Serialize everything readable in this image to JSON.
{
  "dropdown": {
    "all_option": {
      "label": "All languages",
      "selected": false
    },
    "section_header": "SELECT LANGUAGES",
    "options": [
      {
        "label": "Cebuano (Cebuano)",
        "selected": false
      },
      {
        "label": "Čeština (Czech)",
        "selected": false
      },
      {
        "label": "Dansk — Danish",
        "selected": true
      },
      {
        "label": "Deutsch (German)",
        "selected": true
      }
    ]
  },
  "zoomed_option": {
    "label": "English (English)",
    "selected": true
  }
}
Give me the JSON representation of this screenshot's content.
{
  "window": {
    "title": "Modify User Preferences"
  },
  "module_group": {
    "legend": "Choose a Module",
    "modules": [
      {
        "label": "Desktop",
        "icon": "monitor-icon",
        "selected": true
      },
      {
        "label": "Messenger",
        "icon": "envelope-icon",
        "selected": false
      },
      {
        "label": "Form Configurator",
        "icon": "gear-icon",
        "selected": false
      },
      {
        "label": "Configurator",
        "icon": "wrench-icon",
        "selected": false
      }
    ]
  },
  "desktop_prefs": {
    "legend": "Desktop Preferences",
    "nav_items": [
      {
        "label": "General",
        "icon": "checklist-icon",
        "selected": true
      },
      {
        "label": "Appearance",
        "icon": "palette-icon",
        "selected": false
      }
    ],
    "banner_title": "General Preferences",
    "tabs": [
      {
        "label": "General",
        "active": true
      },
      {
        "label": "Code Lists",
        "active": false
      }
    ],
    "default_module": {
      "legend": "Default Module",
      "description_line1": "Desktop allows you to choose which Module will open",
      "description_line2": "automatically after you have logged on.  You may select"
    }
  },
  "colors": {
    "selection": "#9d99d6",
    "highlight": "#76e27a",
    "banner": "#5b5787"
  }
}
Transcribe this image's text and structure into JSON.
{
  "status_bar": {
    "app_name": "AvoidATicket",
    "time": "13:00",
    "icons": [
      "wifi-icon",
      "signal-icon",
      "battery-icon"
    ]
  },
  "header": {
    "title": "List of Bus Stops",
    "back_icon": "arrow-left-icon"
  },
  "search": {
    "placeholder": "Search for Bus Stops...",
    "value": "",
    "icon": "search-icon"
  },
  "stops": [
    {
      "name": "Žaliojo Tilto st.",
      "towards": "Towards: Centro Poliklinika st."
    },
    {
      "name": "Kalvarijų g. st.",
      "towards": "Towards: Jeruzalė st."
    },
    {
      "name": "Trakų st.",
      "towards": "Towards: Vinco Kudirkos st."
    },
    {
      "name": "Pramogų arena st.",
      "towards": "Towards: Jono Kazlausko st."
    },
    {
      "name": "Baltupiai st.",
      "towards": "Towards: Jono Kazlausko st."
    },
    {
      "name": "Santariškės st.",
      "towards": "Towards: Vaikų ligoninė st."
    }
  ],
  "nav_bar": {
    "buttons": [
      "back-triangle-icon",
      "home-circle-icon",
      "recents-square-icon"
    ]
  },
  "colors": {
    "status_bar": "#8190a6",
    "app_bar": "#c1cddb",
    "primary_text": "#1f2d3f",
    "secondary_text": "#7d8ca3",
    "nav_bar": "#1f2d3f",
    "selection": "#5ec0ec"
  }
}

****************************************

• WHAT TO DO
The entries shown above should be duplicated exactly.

• EXERCISE ANSWER
Serialize everything readable in this image to JSON.
{
  "dropdown": {
    "all_option": {
      "label": "All languages",
      "selected": false
    },
    "section_header": "SELECT LANGUAGES",
    "options": [
      {
        "label": "Cebuano (Cebuano)",
        "selected": false
      },
      {
        "label": "Čeština (Czech)",
        "selected": false
      },
      {
        "label": "Dansk — Danish",
        "selected": true
      },
      {
        "label": "Deutsch (German)",
        "selected": true
      }
    ]
  },
  "zoomed_option": {
    "label": "English (English)",
    "selected": true
  }
}
Give me the JSON representation of this screenshot's content.
{
  "window": {
    "title": "Modify User Preferences"
  },
  "module_group": {
    "legend": "Choose a Module",
    "modules": [
      {
        "label": "Desktop",
        "icon": "monitor-icon",
        "selected": true
      },
      {
        "label": "Messenger",
        "icon": "envelope-icon",
        "selected": false
      },
      {
        "label": "Form Configurator",
        "icon": "gear-icon",
        "selected": false
      },
      {
        "label": "Configurator",
        "icon": "wrench-icon",
        "selected": false
      }
    ]
  },
  "desktop_prefs": {
    "legend": "Desktop Preferences",
    "nav_items": [
      {
        "label": "General",
        "icon": "checklist-icon",
        "selected": true
      },
      {
        "label": "Appearance",
        "icon": "palette-icon",
        "selected": false
      }
    ],
    "banner_title": "General Preferences",
    "tabs": [
      {
        "label": "General",
        "active": true
      },
      {
        "label": "Code Lists",
        "active": false
      }
    ],
    "default_module": {
      "legend": "Default Module",
      "description_line1": "Desktop allows you to choose which Module will open",
      "description_line2": "automatically after you have logged on.  You may select"
    }
  },
  "colors": {
    "selection": "#9d99d6",
    "highlight": "#76e27a",
    "banner": "#5b5787"
  }
}
Transcribe this image's text and structure into JSON.
{
  "status_bar": {
    "app_name": "AvoidATicket",
    "time": "13:00",
    "icons": [
      "wifi-icon",
      "signal-icon",
      "battery-icon"
    ]
  },
  "header": {
    "title": "List of Bus Stops",
    "back_icon": "arrow-left-icon"
  },
  "search": {
    "placeholder": "Search for Bus Stops...",
    "value": "",
    "icon": "search-icon"
  },
  "stops": [
    {
      "name": "Žaliojo Tilto st.",
      "towards": "Towards: Centro Poliklinika st."
    },
    {
      "name": "Kalvarijų g. st.",
      "towards": "Towards: Jeruzalė st."
    },
    {
      "name": "Trakų st.",
      "towards": "Towards: Vinco Kudirkos st."
    },
    {
      "name": "Pramogų arena st.",
      "towards": "Towards: Jono Kazlausko st."
    },
    {
      "name": "Baltupiai st.",
      "towards": "Towards: Jono Kazlausko st."
    },
    {
      "name": "Santariškės st.",
      "towards": "Towards: Vaikų ligoninė st."
    }
  ],
  "nav_bar": {
    "buttons": [
      "back-triangle-icon",
      "home-circle-icon",
      "recents-square-icon"
    ]
  },
  "colors": {
    "status_bar": "#8190a6",
    "app_bar": "#c1cddb",
    "primary_text": "#1f2d3f",
    "secondary_text": "#7d8ca3",
    "nav_bar": "#1f2d3f",
    "selection": "#5ec0ec"
  }
}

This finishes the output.